A few moments later, when his reference to Romney and the Republican National Convention evoked derision from the crowd, Obama cut them off with a clear directive: "Don't boo. Vote!"
In February of 2008, Obama laid early claim to Virginia by trouncing Hilary Clinton in the Democratic primary. By late spring, when he had secured the nomination, he had legions of energized, organized and youthful volunteers, linked as no campaign before by text messaging, social media and sophisticated voter-identification and registration drives.
By Election Day, dispirited Republicans weary from an Iraq War going badly and an economy going even worse under President George W. Bush were steamrolled in Virginia by the energized Democrats' get-out-the-vote juggernaut. And when Virginia was called for Obama on election night, it clenched the presidency for him.
But that was then.
John Froitzheim, a professor of African politics and comparative politics at the College of William & Mary in Williamsburg, stood with his wife so far from the pavilion that it wasn't even in sight. He likely was among thousands who never made it into the shoulder-to-shoulder crowd under the covered pavilion and clustered around the perimeter of the facility.
"No, it's not the same. There was an appreciation then of what was happening in overcoming that racial barrier," Froitzheim said. "The enthusiasm is a bit muted."
For him, Wednesday was as much a matter of personal passion as an academic and professional exercise.
"I support President Obama because when I look at him, I kind of see me," Froitzheim said. "Difficult early life, single parent, worked through college, earned his law degree and was editor of the Harvard Law Review. Think about that."
While about 7,500 people crammed into the sweltering, standing-room-only open-air pavilion, hundreds more stood outside its fence, in some places jammed together 40 to 50 feet deep. The campaign, citing a policy no one could explain, refused to disclose how many tickets it distributed to Wednesday's event.
But such a crowd in the home of UVa and its progressive-minded students and faculty is no surprise, said Froitzheim, who lives in Charlottesville but commutes the 122 miles to Williamsburg each week.

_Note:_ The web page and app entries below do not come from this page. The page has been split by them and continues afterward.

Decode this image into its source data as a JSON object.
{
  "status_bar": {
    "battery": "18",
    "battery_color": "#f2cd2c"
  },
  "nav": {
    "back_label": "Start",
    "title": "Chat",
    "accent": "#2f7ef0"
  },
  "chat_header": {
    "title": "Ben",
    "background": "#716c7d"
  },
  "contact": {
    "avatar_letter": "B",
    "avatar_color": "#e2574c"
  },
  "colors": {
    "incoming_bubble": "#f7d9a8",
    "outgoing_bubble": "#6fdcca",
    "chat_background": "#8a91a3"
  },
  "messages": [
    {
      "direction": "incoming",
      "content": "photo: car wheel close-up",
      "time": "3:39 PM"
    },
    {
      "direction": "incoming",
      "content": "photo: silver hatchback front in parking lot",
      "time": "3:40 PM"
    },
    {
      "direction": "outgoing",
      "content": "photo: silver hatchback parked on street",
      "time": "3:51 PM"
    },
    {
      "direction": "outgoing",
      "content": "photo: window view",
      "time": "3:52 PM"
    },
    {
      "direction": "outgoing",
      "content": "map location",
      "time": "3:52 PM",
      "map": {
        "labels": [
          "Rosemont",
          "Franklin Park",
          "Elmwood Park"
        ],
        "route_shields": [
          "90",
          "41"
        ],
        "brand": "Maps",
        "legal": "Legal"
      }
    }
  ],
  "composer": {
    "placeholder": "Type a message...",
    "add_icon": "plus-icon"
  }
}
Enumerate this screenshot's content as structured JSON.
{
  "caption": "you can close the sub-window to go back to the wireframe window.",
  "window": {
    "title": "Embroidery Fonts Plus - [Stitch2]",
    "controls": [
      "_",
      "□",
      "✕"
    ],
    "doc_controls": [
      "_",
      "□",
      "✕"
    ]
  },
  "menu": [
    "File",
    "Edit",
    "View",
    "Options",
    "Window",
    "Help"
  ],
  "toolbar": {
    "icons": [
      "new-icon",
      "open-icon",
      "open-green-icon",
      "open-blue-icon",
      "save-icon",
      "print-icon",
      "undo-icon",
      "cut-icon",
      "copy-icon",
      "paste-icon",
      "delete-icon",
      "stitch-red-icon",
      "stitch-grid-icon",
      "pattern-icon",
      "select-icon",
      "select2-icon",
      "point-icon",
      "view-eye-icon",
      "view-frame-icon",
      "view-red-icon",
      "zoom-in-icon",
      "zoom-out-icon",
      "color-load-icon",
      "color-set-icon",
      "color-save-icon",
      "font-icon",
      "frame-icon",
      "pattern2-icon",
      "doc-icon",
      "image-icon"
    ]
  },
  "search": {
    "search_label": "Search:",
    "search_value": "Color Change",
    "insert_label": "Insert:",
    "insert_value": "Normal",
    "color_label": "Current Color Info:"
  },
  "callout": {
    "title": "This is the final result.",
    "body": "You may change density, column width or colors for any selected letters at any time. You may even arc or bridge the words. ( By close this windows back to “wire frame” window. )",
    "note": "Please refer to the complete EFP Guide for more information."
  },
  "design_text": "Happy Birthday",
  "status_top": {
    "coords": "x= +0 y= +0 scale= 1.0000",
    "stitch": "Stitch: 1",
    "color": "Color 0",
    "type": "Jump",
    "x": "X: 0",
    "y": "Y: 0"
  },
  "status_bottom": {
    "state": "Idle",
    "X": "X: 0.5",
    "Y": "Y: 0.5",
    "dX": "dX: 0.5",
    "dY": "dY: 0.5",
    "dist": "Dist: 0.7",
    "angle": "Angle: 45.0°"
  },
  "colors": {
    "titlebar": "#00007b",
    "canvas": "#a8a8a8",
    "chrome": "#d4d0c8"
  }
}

The city proper is among the most dependably Democratic in Virginia every year, an island in a conservative-voting rural region bounded to the west by the Blue Ridge Mountains.
In Virginia, polls show the race a practical dead heat between the president and Romney, who hopes to make the case that Obama's 2008 victory was an aberration, not the start of a Democratic trend.